American Well (see: Cerner Embeds Telehealth Capabilities into its EHR) is a provider of telemedicine services [and is now partnering with Medtronic Care Management Services]....From the patient’s perspective, Medtronic Care Management Services is a health-and-education service offered through phone or video, often using a small tabletop device with a screen or a tablet computer to ask automated health questions based on a person’s diseases....A patient with heart failure might be prompted with questions about sudden weight gain or difficulty breathing, which can signal onset of an acute episode. A patient with a new knee implant might be asked whether pain has increased or if they are having trouble urinating....With American Well, some patients will also get the chance to have live video visits with doctors on the same device.... From the hospital or insurance company perspective, Medtronic Care Management Services is a way to prevent costly hospital admissions by giving patients more education and a hands-on way to proactively monitor and manage their own health at home.
Telemedicine visits were initially focused on patients with minor illnesses (see, for example: Your Doctor in a Kiosk; A New Variant of Telemedicine). Telemedicne is now expanding its scope to include more complex interactions such as pre-surgical consultations by physicians (see: Surgeons Extol the Advantage of Telemedicine in Rural British Columbia). The fact that a manufacturer of home monitoring device, Medtronic Care Management Services, is partnering with a telemedicine vendor, American Well, makes perfect sense. Many hospitals are plagued with the problem of patients being discharged from the hospital too early for which they are financially penalized by Medicare. There have been various products introduced previously in the market for remote monitoring of patients at home after hospital discharge. (see: Hospitals Deploying Wireless Systems for Monitoring Patients; Identifying Patients for Remote Monitoring with Predictive Analytics; Aiming for Fewer Hospital U-turns: The Medicare Hospital Readmission Reduction Program).

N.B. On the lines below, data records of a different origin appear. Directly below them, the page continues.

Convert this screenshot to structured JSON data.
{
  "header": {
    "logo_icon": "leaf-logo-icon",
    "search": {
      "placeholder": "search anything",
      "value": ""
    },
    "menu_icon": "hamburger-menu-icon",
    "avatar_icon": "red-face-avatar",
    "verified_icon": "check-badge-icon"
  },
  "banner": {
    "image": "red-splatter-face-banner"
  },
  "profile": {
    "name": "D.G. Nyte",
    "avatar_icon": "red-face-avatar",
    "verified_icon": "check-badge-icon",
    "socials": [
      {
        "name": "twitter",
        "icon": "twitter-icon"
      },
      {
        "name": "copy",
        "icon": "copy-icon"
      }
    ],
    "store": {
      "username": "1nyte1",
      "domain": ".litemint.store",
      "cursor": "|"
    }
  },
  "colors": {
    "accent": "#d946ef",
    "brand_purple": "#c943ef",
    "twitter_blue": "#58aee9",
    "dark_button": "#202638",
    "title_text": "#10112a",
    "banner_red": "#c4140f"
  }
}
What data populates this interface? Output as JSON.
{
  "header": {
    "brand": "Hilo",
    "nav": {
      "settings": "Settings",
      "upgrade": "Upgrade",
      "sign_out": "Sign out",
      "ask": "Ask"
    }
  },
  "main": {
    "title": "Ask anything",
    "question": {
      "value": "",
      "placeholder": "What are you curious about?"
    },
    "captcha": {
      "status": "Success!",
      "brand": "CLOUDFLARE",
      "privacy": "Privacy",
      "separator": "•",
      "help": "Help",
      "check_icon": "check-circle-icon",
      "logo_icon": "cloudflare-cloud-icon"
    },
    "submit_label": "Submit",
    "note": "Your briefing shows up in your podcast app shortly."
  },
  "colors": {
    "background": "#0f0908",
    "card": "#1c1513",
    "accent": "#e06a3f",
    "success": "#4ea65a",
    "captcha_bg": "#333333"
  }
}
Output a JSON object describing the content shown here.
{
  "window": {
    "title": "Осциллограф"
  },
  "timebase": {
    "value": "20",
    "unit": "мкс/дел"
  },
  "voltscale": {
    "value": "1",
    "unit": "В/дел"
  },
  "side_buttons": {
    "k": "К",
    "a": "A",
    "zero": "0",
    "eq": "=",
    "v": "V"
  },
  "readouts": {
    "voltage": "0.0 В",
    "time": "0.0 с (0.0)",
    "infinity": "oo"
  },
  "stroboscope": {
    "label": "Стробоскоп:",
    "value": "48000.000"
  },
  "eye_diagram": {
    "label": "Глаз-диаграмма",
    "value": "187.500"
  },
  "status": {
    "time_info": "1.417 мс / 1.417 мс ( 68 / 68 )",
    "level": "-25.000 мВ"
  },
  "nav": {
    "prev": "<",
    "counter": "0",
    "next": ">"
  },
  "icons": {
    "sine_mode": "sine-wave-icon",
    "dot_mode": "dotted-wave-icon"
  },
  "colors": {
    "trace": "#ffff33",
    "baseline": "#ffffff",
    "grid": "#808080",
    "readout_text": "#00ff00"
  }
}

Although basic wireless remote patient monitoring systems may be sufficient to monitor discharged patients whose condition may be deteriorating, it makes more sense to monitor them with some sort of desktop device with which the patient interacts and responds to questions as is the case with the Medtronic system. Such a device, of course, would optimally be paired with telemetric devices for measuring the patents vital signs and EKG. Of course, linking this to a telemedicine "visit" by a physician if there is evidence that the patient's status is deteriorating is an even better way to monitor such patients.